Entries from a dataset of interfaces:
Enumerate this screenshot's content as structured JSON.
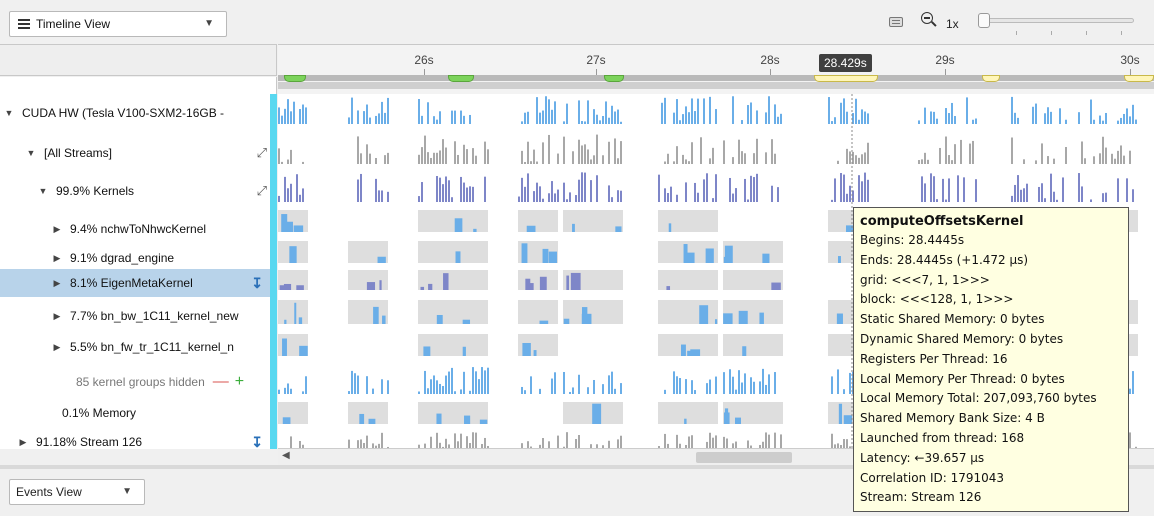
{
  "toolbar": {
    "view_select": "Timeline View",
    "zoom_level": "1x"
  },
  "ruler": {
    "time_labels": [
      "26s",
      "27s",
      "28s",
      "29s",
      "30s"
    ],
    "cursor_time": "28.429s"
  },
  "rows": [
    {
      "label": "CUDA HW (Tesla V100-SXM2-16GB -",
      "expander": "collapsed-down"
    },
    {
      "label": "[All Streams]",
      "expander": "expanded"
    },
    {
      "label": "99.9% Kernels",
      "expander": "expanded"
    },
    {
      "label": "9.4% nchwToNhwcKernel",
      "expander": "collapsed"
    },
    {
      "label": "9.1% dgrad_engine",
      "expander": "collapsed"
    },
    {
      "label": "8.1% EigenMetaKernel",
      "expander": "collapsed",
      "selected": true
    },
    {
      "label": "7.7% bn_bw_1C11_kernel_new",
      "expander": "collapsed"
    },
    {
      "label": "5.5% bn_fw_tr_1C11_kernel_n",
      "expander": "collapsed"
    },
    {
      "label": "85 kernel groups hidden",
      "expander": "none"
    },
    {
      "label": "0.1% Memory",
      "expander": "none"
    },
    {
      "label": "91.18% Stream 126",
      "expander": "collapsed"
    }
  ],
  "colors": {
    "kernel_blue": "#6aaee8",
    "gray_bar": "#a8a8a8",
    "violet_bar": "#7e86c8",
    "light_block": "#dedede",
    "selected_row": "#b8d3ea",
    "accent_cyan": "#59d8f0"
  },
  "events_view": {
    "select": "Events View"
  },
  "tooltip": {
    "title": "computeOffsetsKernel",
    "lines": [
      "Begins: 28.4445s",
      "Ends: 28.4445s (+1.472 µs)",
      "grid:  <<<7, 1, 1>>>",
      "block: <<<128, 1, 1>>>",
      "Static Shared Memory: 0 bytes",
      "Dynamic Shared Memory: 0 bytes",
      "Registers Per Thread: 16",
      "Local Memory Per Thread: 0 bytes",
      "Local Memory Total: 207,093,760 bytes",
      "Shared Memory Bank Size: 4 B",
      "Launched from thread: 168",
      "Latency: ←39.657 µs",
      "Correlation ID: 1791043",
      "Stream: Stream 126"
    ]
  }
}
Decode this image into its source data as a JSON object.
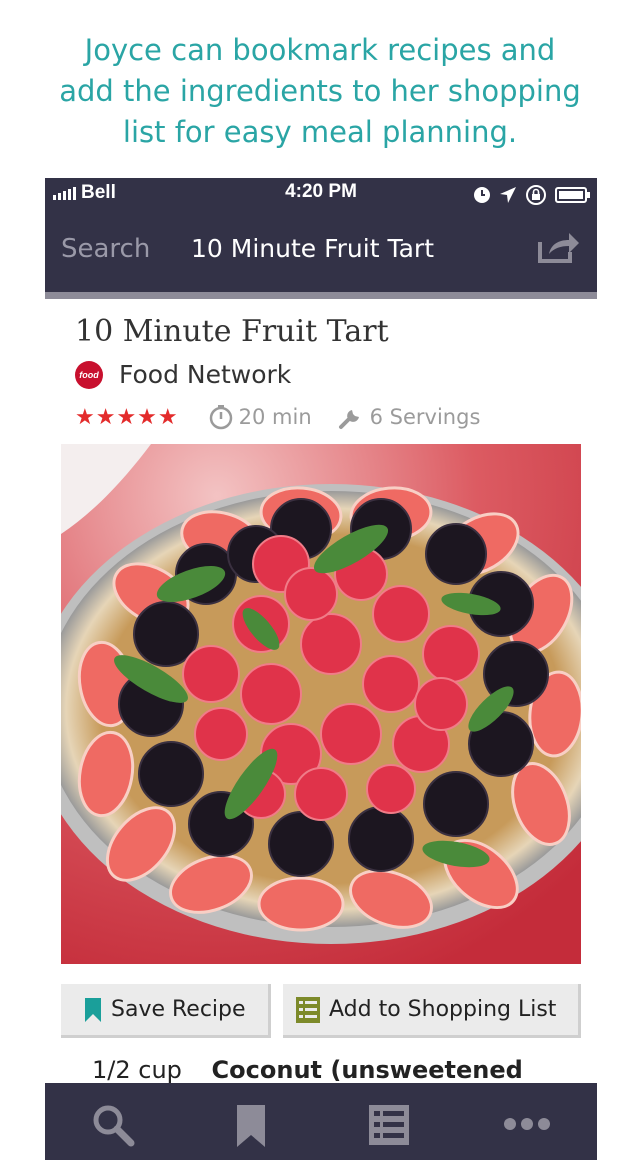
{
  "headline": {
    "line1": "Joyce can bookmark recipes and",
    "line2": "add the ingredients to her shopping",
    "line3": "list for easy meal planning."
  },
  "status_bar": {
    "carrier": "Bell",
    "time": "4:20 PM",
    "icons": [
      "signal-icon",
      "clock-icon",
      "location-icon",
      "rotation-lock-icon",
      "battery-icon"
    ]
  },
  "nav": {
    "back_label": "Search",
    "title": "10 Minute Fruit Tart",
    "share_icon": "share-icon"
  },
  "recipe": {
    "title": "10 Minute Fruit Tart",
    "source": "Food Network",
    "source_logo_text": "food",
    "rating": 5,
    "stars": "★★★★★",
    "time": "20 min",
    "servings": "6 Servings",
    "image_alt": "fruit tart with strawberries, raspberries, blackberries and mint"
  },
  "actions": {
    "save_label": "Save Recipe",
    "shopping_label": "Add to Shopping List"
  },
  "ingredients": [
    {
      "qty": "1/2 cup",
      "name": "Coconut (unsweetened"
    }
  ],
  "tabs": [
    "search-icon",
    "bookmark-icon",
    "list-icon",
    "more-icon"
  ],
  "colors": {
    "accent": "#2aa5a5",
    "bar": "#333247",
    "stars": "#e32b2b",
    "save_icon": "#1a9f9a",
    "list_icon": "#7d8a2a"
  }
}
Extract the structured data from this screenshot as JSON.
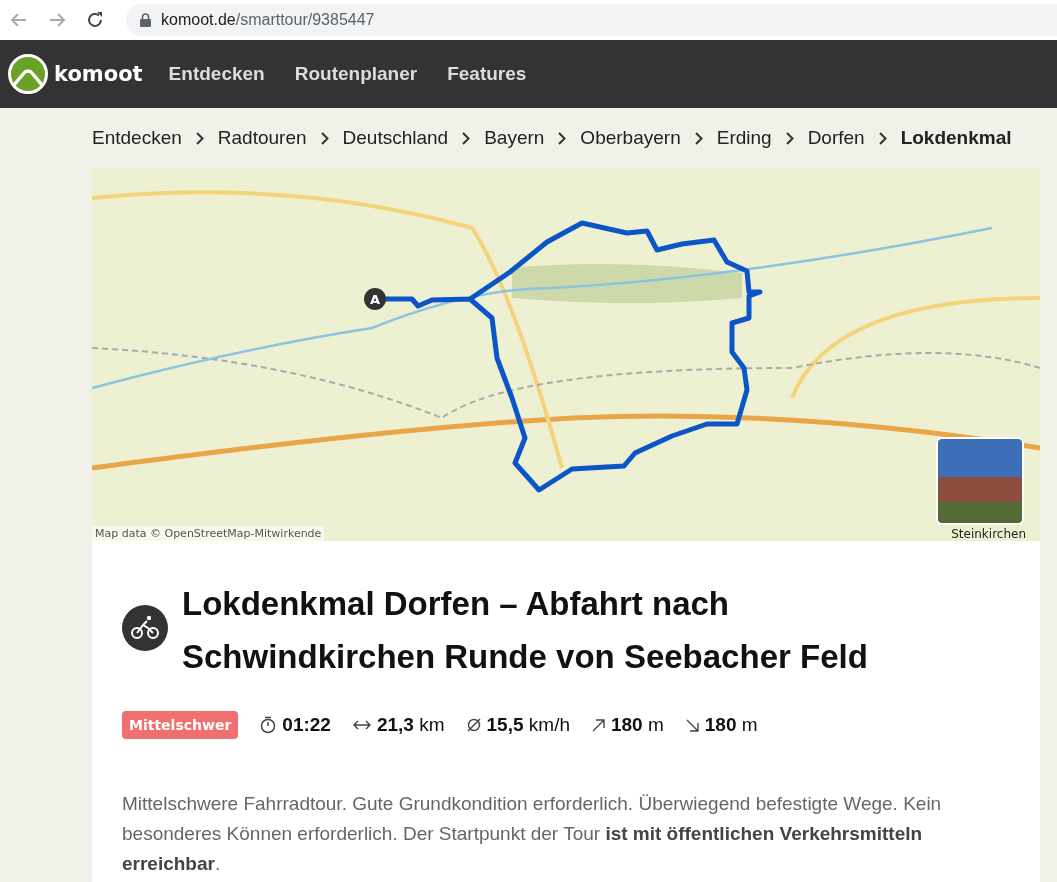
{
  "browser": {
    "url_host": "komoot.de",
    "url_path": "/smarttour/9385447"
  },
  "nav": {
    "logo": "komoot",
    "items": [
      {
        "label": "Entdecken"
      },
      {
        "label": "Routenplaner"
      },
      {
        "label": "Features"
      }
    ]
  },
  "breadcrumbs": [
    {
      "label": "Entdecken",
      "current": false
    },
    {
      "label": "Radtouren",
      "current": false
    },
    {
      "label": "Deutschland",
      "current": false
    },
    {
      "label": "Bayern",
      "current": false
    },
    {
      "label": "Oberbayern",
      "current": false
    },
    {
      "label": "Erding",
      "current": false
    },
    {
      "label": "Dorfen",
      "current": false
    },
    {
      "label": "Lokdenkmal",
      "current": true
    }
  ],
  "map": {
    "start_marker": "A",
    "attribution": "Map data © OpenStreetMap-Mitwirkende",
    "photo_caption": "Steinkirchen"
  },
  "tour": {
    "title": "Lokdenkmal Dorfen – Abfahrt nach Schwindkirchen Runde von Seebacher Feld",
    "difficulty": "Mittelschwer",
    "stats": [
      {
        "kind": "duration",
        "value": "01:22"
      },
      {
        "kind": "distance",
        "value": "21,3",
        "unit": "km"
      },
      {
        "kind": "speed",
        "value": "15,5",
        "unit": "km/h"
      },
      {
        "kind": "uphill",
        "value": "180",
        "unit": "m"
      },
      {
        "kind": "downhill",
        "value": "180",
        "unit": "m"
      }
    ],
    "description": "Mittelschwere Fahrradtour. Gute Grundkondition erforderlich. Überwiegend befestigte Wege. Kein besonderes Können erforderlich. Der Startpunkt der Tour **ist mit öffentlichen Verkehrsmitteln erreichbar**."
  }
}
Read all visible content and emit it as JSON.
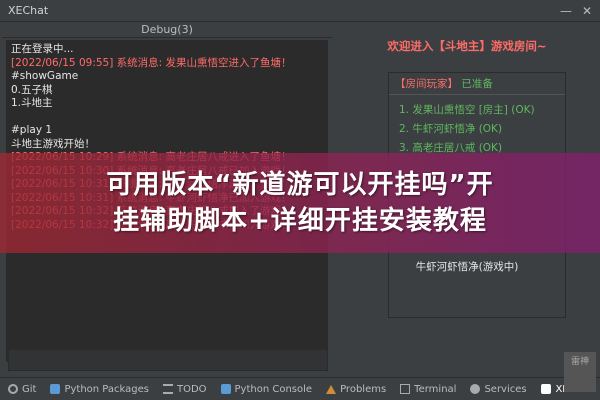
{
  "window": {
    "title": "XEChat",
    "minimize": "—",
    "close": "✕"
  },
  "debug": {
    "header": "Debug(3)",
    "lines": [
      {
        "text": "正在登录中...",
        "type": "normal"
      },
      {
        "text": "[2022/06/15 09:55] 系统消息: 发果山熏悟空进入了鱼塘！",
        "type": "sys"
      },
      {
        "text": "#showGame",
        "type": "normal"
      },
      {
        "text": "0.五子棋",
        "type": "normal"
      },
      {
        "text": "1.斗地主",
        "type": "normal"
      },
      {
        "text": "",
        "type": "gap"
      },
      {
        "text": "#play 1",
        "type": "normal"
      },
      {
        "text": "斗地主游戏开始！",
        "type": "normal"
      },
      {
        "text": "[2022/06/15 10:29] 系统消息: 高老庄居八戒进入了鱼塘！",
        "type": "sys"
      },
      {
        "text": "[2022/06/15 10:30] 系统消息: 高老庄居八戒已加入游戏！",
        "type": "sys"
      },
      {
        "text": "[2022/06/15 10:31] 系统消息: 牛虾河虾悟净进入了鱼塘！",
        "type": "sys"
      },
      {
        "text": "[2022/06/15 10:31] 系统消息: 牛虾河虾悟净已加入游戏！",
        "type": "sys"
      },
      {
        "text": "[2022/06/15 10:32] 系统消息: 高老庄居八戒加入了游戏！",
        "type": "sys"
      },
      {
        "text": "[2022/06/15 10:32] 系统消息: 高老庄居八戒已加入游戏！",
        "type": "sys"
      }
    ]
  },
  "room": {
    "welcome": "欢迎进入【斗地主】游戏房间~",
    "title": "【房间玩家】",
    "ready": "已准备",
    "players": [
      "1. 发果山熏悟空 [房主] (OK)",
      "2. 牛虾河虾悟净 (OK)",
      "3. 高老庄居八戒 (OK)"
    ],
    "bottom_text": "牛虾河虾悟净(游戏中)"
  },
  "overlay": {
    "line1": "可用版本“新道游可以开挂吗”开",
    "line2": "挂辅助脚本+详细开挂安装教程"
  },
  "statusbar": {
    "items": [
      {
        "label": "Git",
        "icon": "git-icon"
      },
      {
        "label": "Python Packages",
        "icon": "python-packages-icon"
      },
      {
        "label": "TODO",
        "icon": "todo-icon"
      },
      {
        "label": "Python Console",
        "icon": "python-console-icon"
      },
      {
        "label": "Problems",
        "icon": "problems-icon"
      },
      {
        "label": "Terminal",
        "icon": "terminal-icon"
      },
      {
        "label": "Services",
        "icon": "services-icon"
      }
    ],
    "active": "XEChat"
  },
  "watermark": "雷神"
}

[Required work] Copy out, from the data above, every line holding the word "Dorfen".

[Response area]
      "label": "Dorfen",
    "title": "Lokdenkmal Dorfen – Abfahrt nach Schwindkirchen Runde von Seebacher Feld",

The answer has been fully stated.